“If people see the Capitol going on, it is a sign we intend the Union shall go on.”
That was President Abraham Lincoln’s response to Union Chaplain John Eaton when asked about constructing the Capitol Dome during the Civil War. As costs piled up in the midst of war, some questioned the wisdom of expanding the Capitol. But for Lincoln it was a symbol that the Union had a future beyond the war.
While the impeachment saga is nowhere near as contentious as the American Civil War, anyone who has followed politics lately knows that passion is straining this country’s bonds of affection. But on Wednesday, as the House prepared to impeach President Donald Trump, I wanted to see how people under the dome were going about their daily duties.
So naturally I signed up for a Capitol tour.
“We’re moving with coolness and wisdom,” said a redcoat tour guide as he shepherded a group of elementary school children through the Capitol Rotunda. It’s his way of calming the anxiety of small children overwhelmed by such a large place, he told me later. I’m not going to comment on the House’s wisdom, but judging by the hours of theatrical floor speeches, there was little coolness.
Capitol tours begin in the visitor’s center with a 13-minute welcome video that doubles as a crash course in civics. Against a backdrop of the swirling movie trailer music ubiquitous during Oscar season, a solemn-voiced narrator explains the legislative process and Congress’ connection to the people.
“Finding our common ground is the challenge a free people face and the job of those we elect to Congress,” she says. “The price of becoming an independent people is pain and the blood of soldiers and sacrifice of families.”
Many of the tourists, children and adults, didn’t seem to register the historic nature of their visit, according to the tour guides. After all, people plan these trips months in advance so there was no way to know they’d be here to see the third presidential impeachment in U.S. history.
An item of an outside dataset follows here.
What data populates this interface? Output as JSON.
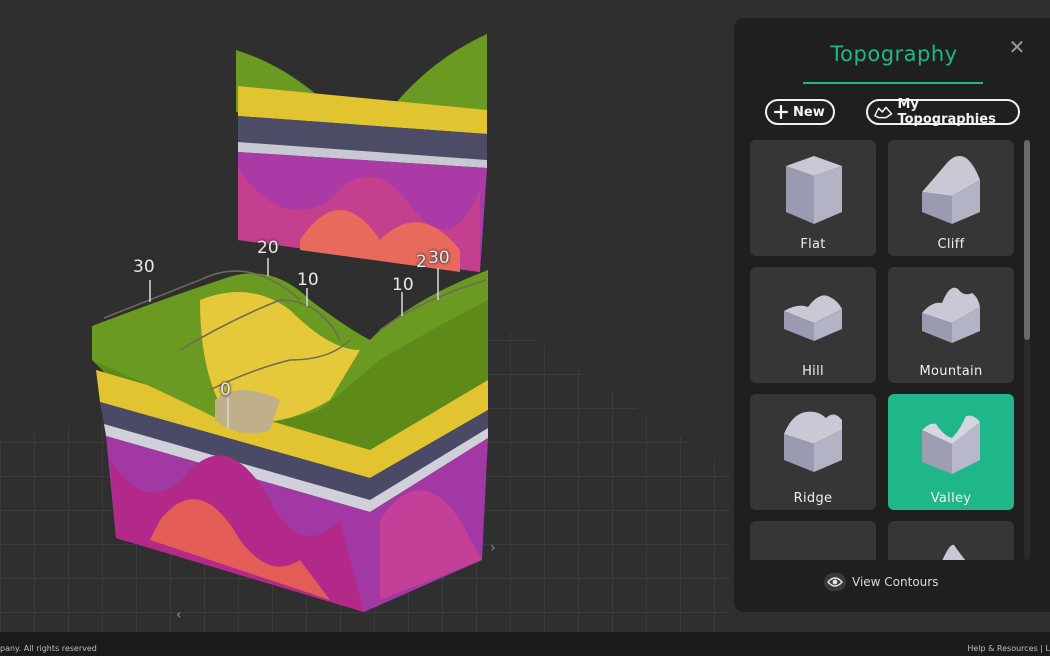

They were just happy for a chance to get a peek inside the Capitol building.
“I’ve never been here before,” declared one tourist as she craned her neck to see the Apotheosis of Washington, Constantino Brumidi’s fresco that adorns the top of the Rotunda. “Oh my goodness, it’s amazing.”
But some visitors have been following the proceedings closely, even those not from the United States.
“I personally think it’s a great step because I’m not a big fan of the current president,” said Mark, a 22 year-old student from Germany. “I know that it’s going to be super hard, especially because the Senate probably won’t accept that.” But Mark and his friend Alex, also from Germany, both said that the process actually gave them more faith in America. “I definitely think it’s a positive sign because otherwise people just go on doing stuff they shouldn’t do, and without any consequences,” said Mark.
And as the hour inched closer to impeachment, many of those standing in line for the House gallery were there specifically to watch the vote, including Doug Graney, a teacher at Stone Bridge High School in Loudon County, Va. Graney saw the day as an opportunity for outside-the-classroom learning and decided to bring his students.
Kate, one of those students, said she expected to see “a lot of passionate people with differing opinions,” on the House floor. The students have discussed the investigation every day in class, according to Kate. And even though they weren’t alive during President Bill Clinton’s 1998 impeachment, the students understand the gravity of the current situation.
“If he doesn’t get impeached maybe someone else can get away with it as well,” said Becca, another of Mr. Graney’s students.
All day Republicans and Democrats used their speeches to invoke the founders, each claiming to be the true inheritors of that legacy. Some called the proceedings a “tragedy.” One Republican compared Democrats to Pontious Pilate. As in the governor who ordered the crucifixion of Jesus Christ. The claim is at once extraordinary and quotidian. Much like the business taking place in the Capitol on a regular, historic Wednesday.